▶ [WORK INSTRUCTIONS]
Please copy every line from the records below that contains the string "come".

Source records
Start of Block

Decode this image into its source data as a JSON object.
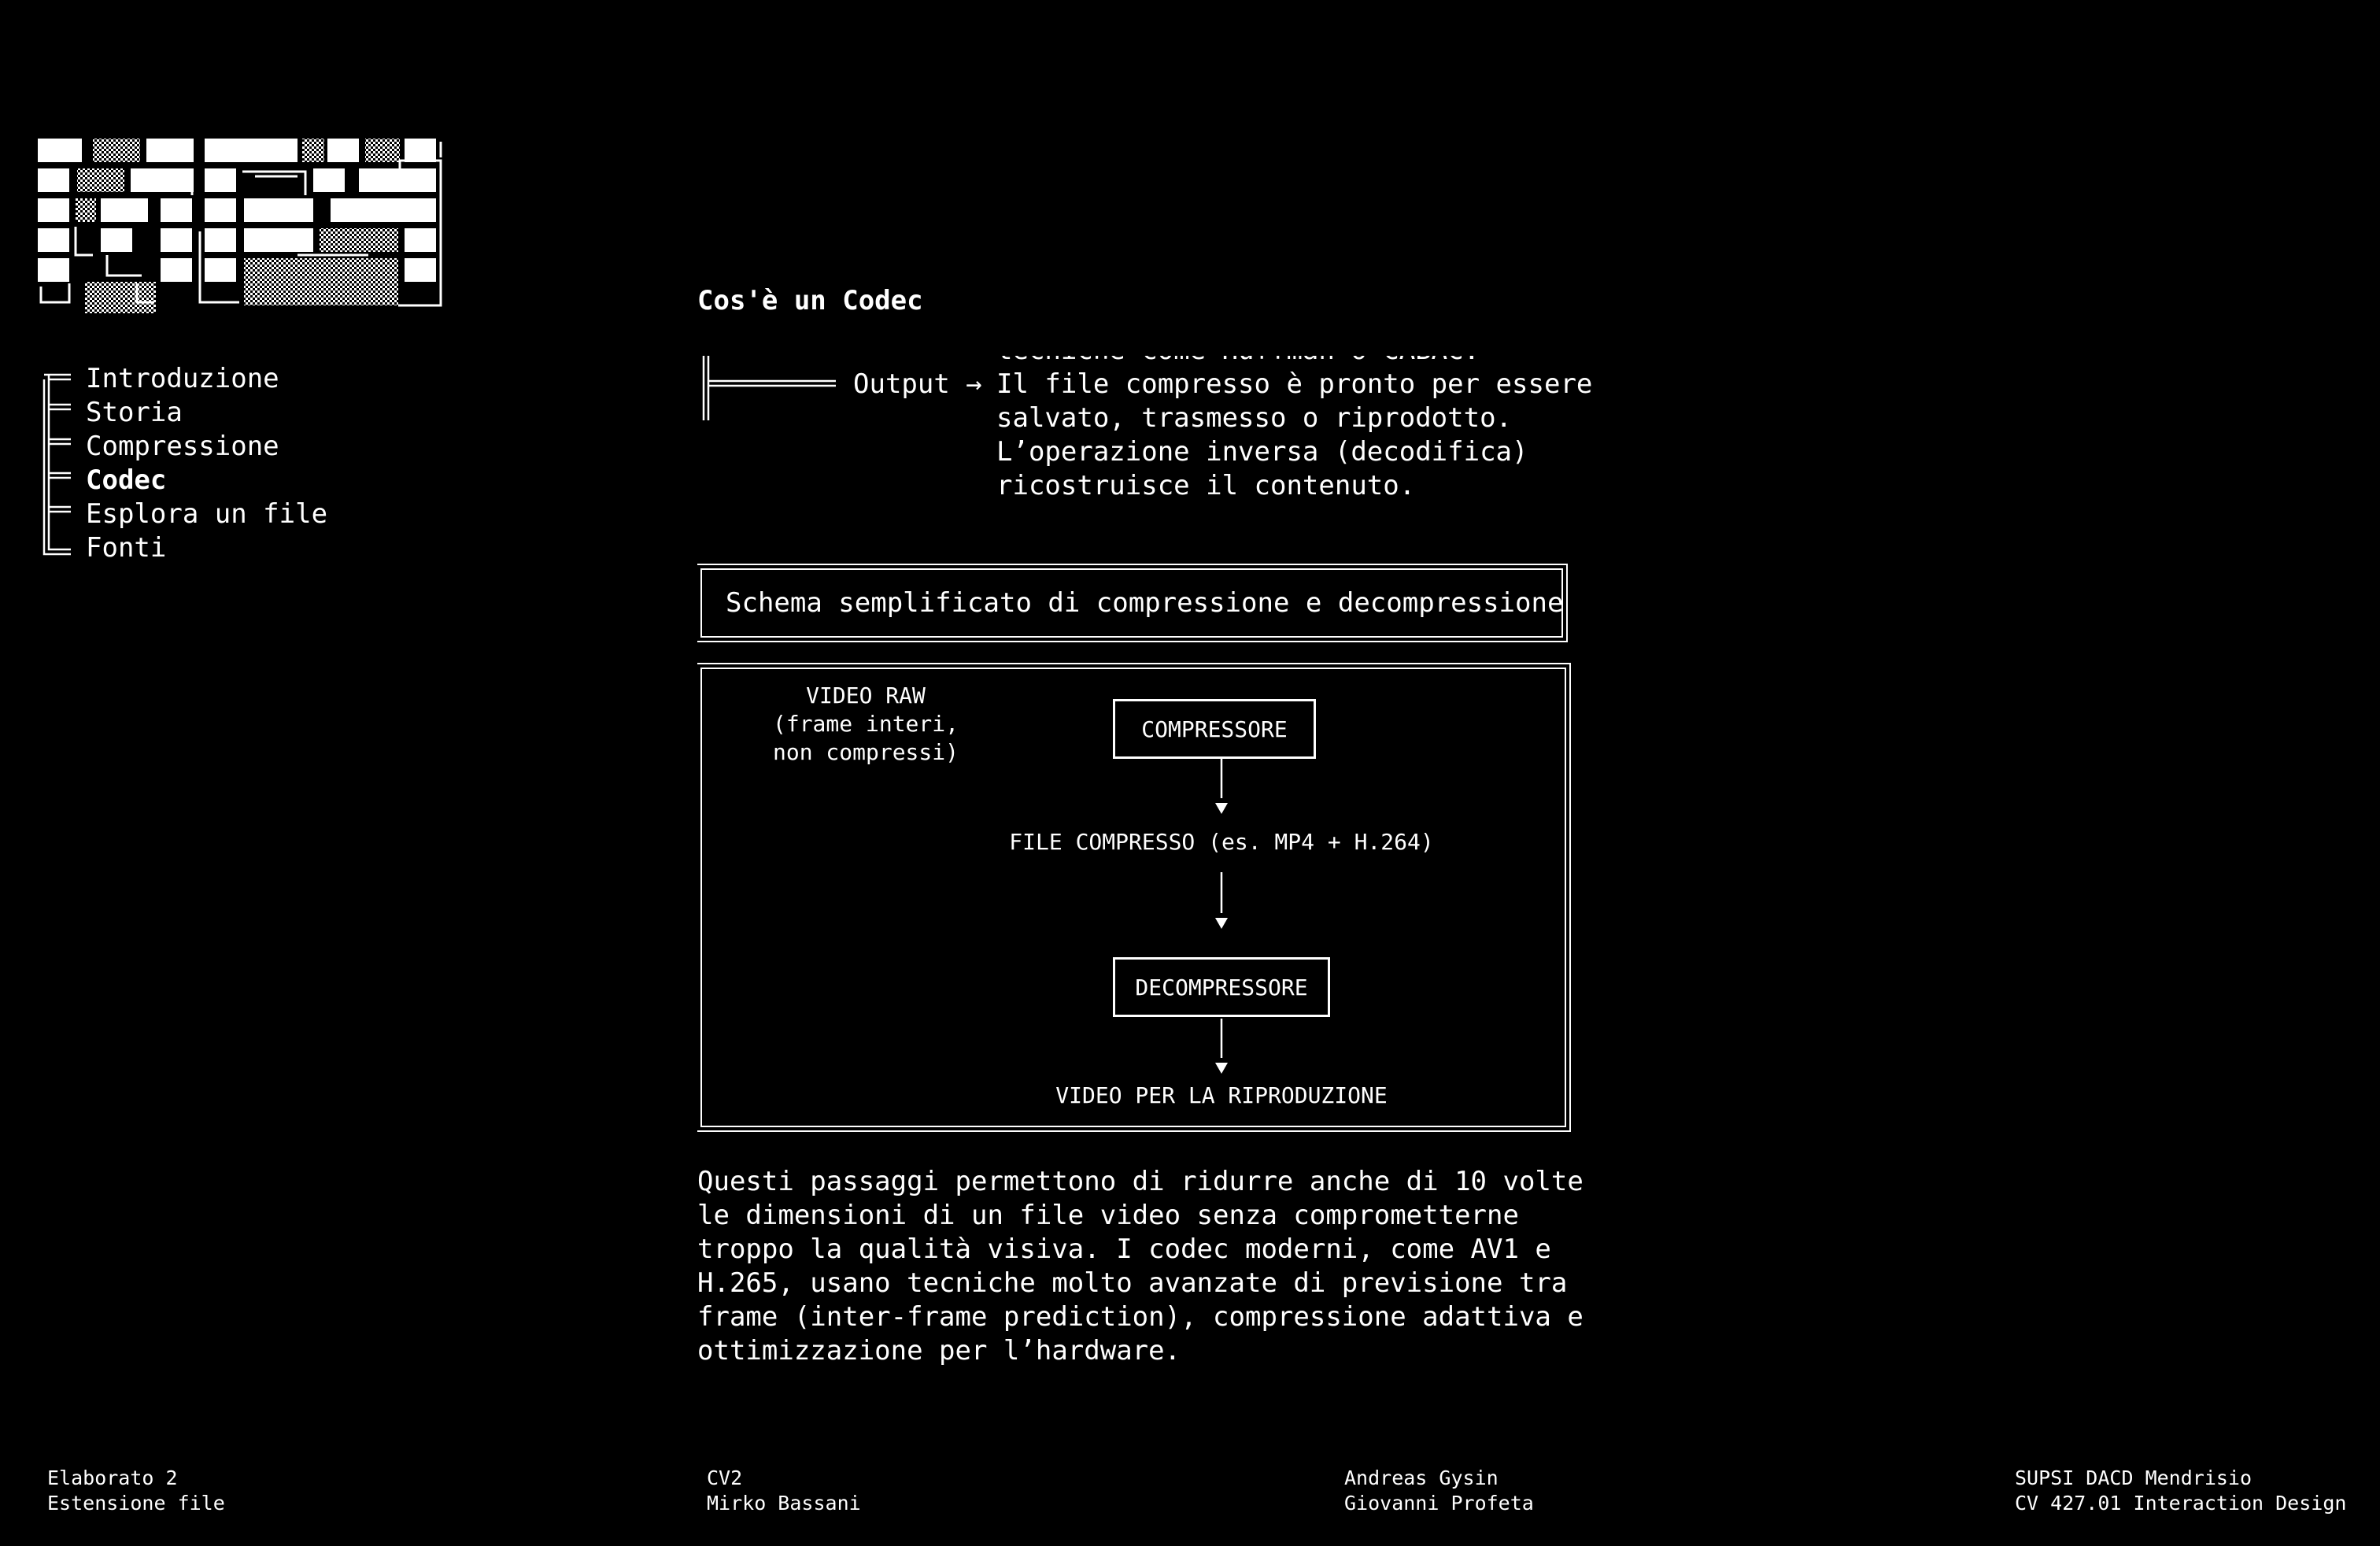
{
  "logo": {
    "alt": "logo"
  },
  "nav": {
    "items": [
      {
        "label": "Introduzione",
        "active": false
      },
      {
        "label": "Storia",
        "active": false
      },
      {
        "label": "Compressione",
        "active": false
      },
      {
        "label": "Codec",
        "active": true
      },
      {
        "label": "Esplora un file",
        "active": false
      },
      {
        "label": "Fonti",
        "active": false
      }
    ]
  },
  "main": {
    "section_title": "Cos'è un Codec",
    "step": {
      "label": "Output →",
      "text_lines": [
        "tecniche come Huffman o CABAC.",
        "Il file compresso è pronto per essere",
        "salvato, trasmesso o riprodotto.",
        "L’operazione inversa (decodifica)",
        "ricostruisce il contenuto."
      ]
    },
    "caption": "Schema semplificato di compressione e decompressione",
    "diagram": {
      "raw_label": "VIDEO RAW\n(frame interi,\nnon compressi)",
      "compressor": "COMPRESSORE",
      "compressed_file": "FILE COMPRESSO (es. MP4 + H.264)",
      "decompressor": "DECOMPRESSORE",
      "output": "VIDEO PER LA RIPRODUZIONE",
      "arrow_glyph": "▼"
    },
    "paragraph_lines": [
      "Questi passaggi permettono di ridurre anche di 10 volte",
      "le dimensioni di un file video senza comprometterne",
      "troppo la qualità visiva. I codec moderni, come AV1 e",
      "H.265, usano tecniche molto avanzate di previsione tra",
      "frame (inter-frame prediction), compressione adattiva e",
      "ottimizzazione per l’hardware."
    ]
  },
  "footer": {
    "col1": "Elaborato 2\nEstensione file",
    "col2": "CV2\nMirko Bassani",
    "col3": "Andreas Gysin\nGiovanni Profeta",
    "col4": "SUPSI DACD Mendrisio\nCV 427.01 Interaction Design"
  }
}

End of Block

▶ [ANSWER TO THIS EXERCISE]
        "tecniche come Huffman o CABAC.",
      "troppo la qualità visiva. I codec moderni, come AV1 e",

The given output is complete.